PROBLEM STATEMENT → Search the records for lines with the word "title" and copy each match.

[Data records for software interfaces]
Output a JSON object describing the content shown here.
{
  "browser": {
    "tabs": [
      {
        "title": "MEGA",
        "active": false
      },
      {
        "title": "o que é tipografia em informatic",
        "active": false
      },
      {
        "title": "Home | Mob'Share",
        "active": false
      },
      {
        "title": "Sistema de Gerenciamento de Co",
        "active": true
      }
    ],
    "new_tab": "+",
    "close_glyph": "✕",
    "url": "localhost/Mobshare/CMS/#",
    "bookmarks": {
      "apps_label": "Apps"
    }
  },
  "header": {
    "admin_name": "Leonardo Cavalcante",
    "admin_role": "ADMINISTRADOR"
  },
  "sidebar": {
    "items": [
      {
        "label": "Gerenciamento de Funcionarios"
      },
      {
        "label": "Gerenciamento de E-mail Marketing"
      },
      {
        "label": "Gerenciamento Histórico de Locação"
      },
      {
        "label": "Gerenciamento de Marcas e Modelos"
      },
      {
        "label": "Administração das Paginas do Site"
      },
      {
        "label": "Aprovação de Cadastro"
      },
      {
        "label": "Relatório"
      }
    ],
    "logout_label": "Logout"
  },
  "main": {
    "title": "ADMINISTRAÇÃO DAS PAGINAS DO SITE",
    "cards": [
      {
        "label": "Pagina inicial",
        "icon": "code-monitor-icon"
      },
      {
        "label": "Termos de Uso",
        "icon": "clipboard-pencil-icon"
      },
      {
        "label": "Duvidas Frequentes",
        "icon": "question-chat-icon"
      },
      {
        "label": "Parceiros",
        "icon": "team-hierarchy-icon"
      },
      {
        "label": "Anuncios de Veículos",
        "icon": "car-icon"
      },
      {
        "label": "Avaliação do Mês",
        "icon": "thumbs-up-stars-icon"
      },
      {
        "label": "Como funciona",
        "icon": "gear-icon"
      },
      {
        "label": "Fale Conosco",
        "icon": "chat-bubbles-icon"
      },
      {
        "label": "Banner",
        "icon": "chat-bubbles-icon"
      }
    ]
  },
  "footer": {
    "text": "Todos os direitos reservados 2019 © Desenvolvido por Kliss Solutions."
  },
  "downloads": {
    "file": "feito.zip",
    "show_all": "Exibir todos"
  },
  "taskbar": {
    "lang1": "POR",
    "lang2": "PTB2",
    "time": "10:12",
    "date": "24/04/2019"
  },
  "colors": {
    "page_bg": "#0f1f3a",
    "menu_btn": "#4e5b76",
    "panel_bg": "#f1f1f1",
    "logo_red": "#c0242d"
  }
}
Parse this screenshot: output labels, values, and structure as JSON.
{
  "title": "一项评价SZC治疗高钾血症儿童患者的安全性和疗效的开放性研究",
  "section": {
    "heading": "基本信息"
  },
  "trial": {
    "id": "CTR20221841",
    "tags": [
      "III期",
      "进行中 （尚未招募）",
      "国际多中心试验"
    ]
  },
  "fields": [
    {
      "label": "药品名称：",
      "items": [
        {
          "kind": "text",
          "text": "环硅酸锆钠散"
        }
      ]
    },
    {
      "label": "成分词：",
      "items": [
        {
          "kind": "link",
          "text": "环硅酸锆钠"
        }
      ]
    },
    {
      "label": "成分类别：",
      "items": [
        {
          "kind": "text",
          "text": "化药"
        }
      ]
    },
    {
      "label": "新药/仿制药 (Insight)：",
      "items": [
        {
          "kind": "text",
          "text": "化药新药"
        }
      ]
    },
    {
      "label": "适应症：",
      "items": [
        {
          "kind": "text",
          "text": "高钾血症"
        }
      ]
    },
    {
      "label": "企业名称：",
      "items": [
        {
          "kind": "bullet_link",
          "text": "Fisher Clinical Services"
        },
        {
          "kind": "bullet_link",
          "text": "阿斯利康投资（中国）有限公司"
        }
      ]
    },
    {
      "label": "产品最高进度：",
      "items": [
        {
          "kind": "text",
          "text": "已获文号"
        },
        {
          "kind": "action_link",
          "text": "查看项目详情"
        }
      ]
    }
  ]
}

ANSWER →
        "title": "MEGA",
        "title": "o que é tipografia em informatic",
        "title": "Home | Mob'Share",
        "title": "Sistema de Gerenciamento de Co",
    "title": "ADMINISTRAÇÃO DAS PAGINAS DO SITE",
  "title": "一项评价SZC治疗高钾血症儿童患者的安全性和疗效的开放性研究",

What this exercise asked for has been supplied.